Two clear reasons: the first being short-term focus. Bonus criteria for senior staff, both business developers and their leaders, too often encourage maximising sales and delivery within the forward 12 month period. Inevitably, against such incentives, ‘slash and burn’ behaviours dominate. The initially right-minded business development consultant is driven to exploit his customer as quickly as possible, with insufficient regard to the longer-term consequences. What had been a steady revenue stream year-on-year, accelerates into a flood for a short period, drying up into lean times further ahead.
Another consequence of short-term focus is lack of commitment to Account Development. Cross-fertilisation of solutions between customers takes time to generate meaningful sales figures. Customers need to be gently coaxed into visualising the benefits of what is being offered, moving onto small consultancy packages and feasibility studies, before becoming receptive to the big sales.
The second reason for missing out on Account Development opportunities is that many people, even senior business consultants, just do not possess the required skill set. The customer wants to see:
- Delivery capability
- Strategic thinking
Too many keen business development consultants believe that they can bluff their way through, appearing to hold the above qualities when they don’t. They can’t. If the consultant doesn’t genuinely respect his customer, that customer will know. If the consultant tries to manipulate for commercial ends, his influence will fade. If poor advice is provided rather than involve another, for fear of loosening personal grip on a client, the consultant’s advice won’t be sought next time.
Building long-term, good relationships isn’t easy. Continually recognising the benefits of symbiosis calls for a degree of humility. Developing win-win scenarios time and again requires creativity and empathy. Maintaining trust in a customer-supplier situation is demanding. Many good intentioned business developers can’t live up to the challenge.
Maximising the Consultancy-led Account Development opportunity
Consultancy-led Account Development offers a company a secure future and a solid backbone from which to grow, through:
- Provision of a continuing, year-on-year order book
- Low risk work
- Minimised pre-sales costs
- Reduced project management overheads
- Development of leading-edge, onwardly sellable solutions
- Enhanced reputation
- Improved staff skills
To maximise the Consultancy-led Account Development opportunity, a supplier needs to:
- Develop a strategic Account Development plan

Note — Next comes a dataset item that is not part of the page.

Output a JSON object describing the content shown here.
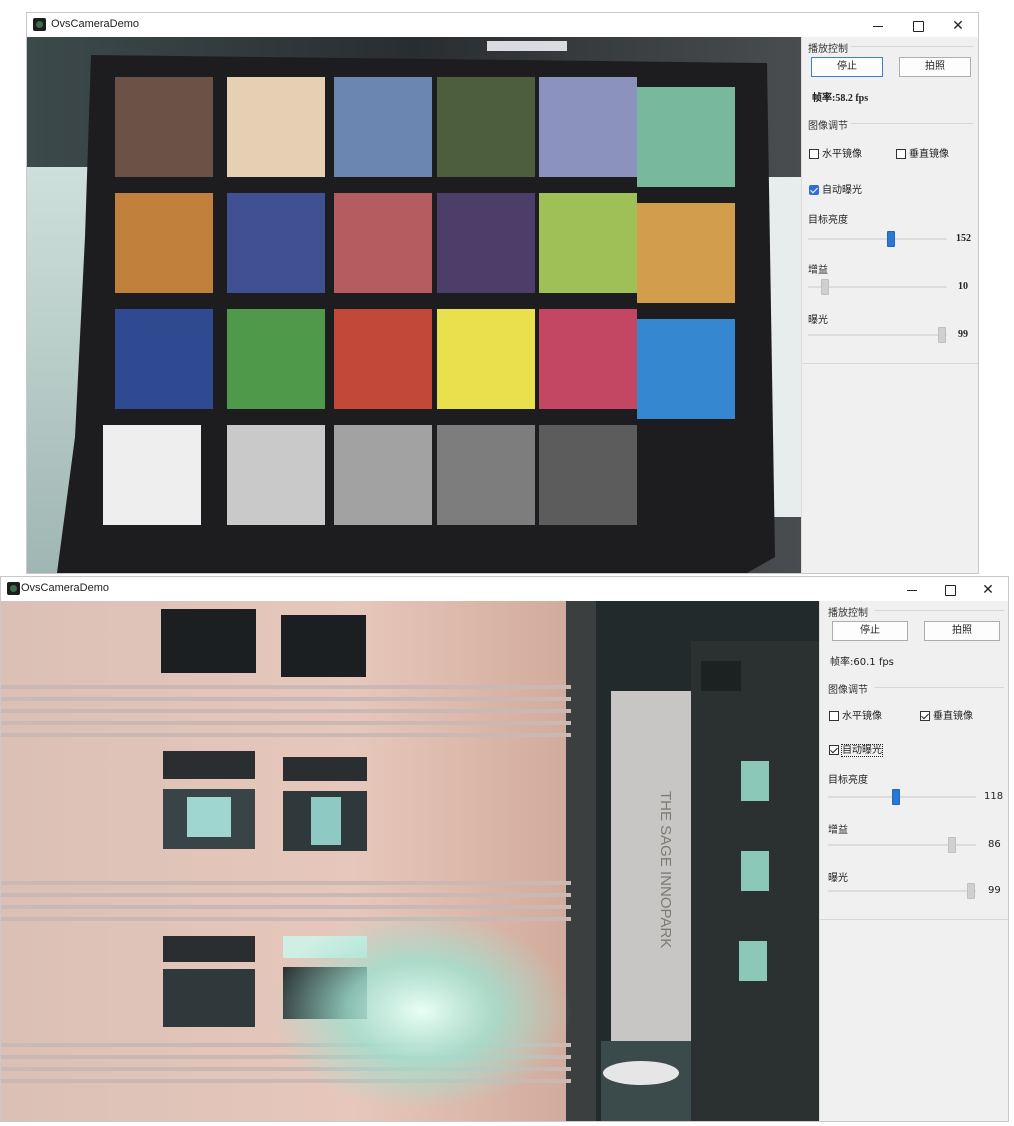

- Employ suitably skilled business development consultants
- Manage the consultants’ activities against the plan
- Replace losses from the customer base
These four simple steps will maximise the benefits on offer.